FX has made the interesting decision to air Louie’s 14-episode fourth season across seven Mondays, burning two installments a night. This might seem dismissive, but it’s actually quite smart. Louie’s ratings are anything but robust — not that it much matters; FX boss John Landgraf loves the show and not only because it’s incredibly cheap to produce — and this gives fans more reason to celebrate and newbs more opportunity to sample. One doesn’t exactly binge on Louie, anyway. One picks at all the different flavors like televised tapas. Find something distasteful? Treat it like the weather in San Francisco and wait.
It’s a strategy that will bear fruit tonight, especially.
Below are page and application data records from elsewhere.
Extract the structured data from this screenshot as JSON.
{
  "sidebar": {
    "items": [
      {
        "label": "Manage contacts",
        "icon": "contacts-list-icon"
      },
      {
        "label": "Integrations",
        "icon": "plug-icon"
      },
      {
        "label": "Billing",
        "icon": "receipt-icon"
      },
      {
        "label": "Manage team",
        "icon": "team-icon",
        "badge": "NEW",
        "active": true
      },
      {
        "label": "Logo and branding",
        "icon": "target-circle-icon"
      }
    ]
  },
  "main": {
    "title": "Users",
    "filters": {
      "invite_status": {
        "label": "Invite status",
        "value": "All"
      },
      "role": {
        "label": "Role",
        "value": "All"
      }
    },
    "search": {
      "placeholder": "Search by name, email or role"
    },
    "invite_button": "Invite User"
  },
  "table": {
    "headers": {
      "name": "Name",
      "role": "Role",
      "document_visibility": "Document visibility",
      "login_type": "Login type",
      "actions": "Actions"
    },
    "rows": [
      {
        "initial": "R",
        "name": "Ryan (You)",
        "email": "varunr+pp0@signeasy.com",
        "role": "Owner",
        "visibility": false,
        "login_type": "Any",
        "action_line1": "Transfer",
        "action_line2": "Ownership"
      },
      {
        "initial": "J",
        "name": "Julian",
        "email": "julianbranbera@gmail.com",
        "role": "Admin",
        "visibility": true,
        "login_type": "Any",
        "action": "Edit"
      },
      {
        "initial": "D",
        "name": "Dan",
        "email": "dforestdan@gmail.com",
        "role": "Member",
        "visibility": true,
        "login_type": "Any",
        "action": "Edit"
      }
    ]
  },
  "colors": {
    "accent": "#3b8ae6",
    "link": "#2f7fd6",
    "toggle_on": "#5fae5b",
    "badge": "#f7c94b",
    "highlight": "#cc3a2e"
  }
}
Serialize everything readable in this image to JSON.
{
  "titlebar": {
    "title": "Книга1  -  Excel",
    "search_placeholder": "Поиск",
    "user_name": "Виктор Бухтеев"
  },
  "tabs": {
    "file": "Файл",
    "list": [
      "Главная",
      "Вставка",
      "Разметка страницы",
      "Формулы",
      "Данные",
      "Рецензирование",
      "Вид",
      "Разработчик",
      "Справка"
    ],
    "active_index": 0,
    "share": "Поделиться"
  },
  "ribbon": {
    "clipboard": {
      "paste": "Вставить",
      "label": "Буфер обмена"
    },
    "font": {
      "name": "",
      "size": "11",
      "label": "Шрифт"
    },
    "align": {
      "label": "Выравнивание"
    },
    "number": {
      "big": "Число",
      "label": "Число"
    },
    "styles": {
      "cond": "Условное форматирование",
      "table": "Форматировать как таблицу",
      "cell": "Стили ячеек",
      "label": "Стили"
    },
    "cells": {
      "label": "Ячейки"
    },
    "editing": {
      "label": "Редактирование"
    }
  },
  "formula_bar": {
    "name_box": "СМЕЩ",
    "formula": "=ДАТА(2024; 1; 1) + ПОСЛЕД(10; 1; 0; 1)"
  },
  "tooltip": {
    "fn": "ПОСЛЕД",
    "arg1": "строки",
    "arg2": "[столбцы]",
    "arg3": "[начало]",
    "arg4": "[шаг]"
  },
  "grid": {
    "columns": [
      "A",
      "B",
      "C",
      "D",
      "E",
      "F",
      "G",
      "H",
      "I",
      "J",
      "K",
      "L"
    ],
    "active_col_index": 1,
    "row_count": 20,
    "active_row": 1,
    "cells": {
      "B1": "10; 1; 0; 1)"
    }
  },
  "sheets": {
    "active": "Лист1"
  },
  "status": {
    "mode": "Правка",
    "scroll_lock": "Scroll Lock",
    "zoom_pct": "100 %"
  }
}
The first half hour, titled “Back,” is pure bliss. It opens with a set piece that is one of the single funniest things I can remember watching on television. I won’t spoil it here. Suffice it to say it will ring particularly true for anyone who has ever had the misfortune of sleeping in a city apartment with windows that face the street. From there, the episode meanders along like a perfect (and perfectly odd) day in Manhattan. There’s some great stuff with the kids, some better stuff with a gang of poker-playing comedians. There’s a painful visit to a sex shop, a discreetly purchased vibrator, and a delightful cameo by Charles Grodin. (Sorry, Midnight Run’shippers: Grodin never personally handles the Magic Wand.) It’s hilarious and digressive, but also totally specific. This isn’t a window into Louis C.K.’s life — it’s a peephole directly into his fidgety id.
The second half hour springs from a similar place but with less pleasing results. “Model” features the welcome, sour presence of Jerry Seinfeld (in full “disapproving one-percenter” mode) and a terrific, vibrant performance from Yvonne Strahovski. (I only wish the producers of 24: Live Another Day, also premiering tonight, would let her have this much fun.) The scenario tap-dances to the tune of some of C.K.’s more overt insecurities (clothes, money, women — and also naked, rich women) and takes great advantage of its snooty Hamptons setting. But there’s a pitch-black turn midway through that’s played for chuckles in a way I found difficult to swallow. This was disappointing but not entirely unexpected. Personal rabbit holes can be tough for outsiders to navigate. It’s a challenge for any artist to help us trace the line that separates comic flights of fancy from murky dives into the depths of neurosis — just ask any of C.K.’s heroes, from Woody Allen (whose trademark style seems to have influenced Louie’s austere new opening) to Bill Hicks. The triumph of Louie isn’t the impressive number of times Louis C.K. succeeds. It’s the bravery and grace with which he allows us to watch him fail.